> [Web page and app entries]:

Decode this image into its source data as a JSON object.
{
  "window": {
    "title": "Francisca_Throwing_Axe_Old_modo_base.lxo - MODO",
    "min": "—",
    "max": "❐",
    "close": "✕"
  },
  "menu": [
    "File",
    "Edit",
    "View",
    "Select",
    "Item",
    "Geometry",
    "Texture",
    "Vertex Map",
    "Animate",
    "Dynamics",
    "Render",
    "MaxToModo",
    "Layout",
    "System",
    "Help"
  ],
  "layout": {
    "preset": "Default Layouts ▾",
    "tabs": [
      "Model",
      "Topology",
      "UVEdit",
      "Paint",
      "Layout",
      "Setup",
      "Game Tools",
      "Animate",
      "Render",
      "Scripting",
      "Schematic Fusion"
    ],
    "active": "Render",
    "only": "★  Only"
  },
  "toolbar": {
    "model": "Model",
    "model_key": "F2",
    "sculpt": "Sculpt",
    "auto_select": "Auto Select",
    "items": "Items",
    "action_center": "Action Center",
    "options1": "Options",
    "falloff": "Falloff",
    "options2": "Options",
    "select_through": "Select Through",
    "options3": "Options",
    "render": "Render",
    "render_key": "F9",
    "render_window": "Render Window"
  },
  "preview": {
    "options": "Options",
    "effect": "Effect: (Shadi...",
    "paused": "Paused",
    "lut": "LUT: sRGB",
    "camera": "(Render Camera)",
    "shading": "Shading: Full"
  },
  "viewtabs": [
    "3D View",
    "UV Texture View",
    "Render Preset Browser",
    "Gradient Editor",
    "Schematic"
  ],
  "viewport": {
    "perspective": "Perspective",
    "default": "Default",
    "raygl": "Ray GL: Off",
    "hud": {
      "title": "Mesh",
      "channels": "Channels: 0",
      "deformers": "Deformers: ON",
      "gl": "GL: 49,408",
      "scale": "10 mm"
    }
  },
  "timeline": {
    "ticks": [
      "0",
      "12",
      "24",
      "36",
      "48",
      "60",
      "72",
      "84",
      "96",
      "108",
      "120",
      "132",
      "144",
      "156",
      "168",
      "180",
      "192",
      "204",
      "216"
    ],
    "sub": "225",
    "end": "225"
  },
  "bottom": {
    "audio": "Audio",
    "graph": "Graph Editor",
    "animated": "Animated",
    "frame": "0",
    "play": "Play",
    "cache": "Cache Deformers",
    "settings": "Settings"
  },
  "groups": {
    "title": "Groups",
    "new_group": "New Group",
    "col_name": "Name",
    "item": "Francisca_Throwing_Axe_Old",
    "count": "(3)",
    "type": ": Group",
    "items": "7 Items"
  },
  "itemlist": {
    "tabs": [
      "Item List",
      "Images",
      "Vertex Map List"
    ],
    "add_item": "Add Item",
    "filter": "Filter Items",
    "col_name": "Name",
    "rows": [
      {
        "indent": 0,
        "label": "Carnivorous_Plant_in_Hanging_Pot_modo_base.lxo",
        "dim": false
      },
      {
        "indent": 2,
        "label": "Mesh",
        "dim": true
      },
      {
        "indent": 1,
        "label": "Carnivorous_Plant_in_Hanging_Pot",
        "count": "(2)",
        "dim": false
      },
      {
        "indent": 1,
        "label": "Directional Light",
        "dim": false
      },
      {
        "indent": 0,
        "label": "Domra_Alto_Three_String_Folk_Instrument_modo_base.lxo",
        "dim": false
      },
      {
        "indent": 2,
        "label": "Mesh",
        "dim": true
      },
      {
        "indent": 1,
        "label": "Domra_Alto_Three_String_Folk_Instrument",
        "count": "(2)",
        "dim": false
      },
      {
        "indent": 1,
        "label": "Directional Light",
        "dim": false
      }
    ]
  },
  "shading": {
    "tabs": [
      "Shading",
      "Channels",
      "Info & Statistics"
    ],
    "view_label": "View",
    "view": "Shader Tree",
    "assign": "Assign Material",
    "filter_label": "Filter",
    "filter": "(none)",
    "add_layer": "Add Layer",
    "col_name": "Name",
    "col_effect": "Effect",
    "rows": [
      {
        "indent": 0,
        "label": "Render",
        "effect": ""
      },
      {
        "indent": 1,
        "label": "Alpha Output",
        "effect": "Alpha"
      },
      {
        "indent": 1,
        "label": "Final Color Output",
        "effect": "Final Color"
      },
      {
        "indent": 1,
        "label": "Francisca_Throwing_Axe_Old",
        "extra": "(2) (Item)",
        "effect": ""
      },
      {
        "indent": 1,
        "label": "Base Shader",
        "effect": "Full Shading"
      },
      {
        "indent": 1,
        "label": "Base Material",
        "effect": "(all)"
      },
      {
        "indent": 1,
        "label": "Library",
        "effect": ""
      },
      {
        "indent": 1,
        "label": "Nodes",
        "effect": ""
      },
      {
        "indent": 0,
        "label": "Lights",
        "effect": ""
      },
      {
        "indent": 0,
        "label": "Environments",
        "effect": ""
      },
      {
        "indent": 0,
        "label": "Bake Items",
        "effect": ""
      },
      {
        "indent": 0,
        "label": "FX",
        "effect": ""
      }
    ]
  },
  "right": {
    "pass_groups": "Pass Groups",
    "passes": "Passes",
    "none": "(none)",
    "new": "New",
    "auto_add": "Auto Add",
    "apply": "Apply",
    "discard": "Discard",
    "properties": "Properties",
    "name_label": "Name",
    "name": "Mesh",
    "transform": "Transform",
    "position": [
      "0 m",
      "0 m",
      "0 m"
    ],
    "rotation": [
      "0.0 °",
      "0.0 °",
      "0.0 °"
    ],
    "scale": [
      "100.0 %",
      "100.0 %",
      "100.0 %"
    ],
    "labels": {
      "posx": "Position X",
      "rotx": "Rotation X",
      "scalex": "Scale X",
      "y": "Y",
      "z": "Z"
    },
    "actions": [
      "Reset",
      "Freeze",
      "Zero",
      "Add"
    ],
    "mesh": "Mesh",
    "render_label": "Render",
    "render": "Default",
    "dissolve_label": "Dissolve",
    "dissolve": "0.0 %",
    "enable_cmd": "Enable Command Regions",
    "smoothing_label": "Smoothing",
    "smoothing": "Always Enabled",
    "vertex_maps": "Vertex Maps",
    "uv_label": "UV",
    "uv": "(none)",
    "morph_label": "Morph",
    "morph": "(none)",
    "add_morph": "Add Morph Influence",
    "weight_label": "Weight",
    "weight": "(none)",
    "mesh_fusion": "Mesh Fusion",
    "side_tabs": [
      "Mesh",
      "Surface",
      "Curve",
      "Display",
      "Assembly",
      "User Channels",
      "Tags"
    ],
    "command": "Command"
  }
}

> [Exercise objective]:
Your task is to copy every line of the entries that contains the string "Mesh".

> [Answer to the exercise]:
      "title": "Mesh",
        "label": "Mesh",
        "label": "Mesh",
    "name": "Mesh",
    "mesh": "Mesh",
    "mesh_fusion": "Mesh Fusion",
      "Mesh",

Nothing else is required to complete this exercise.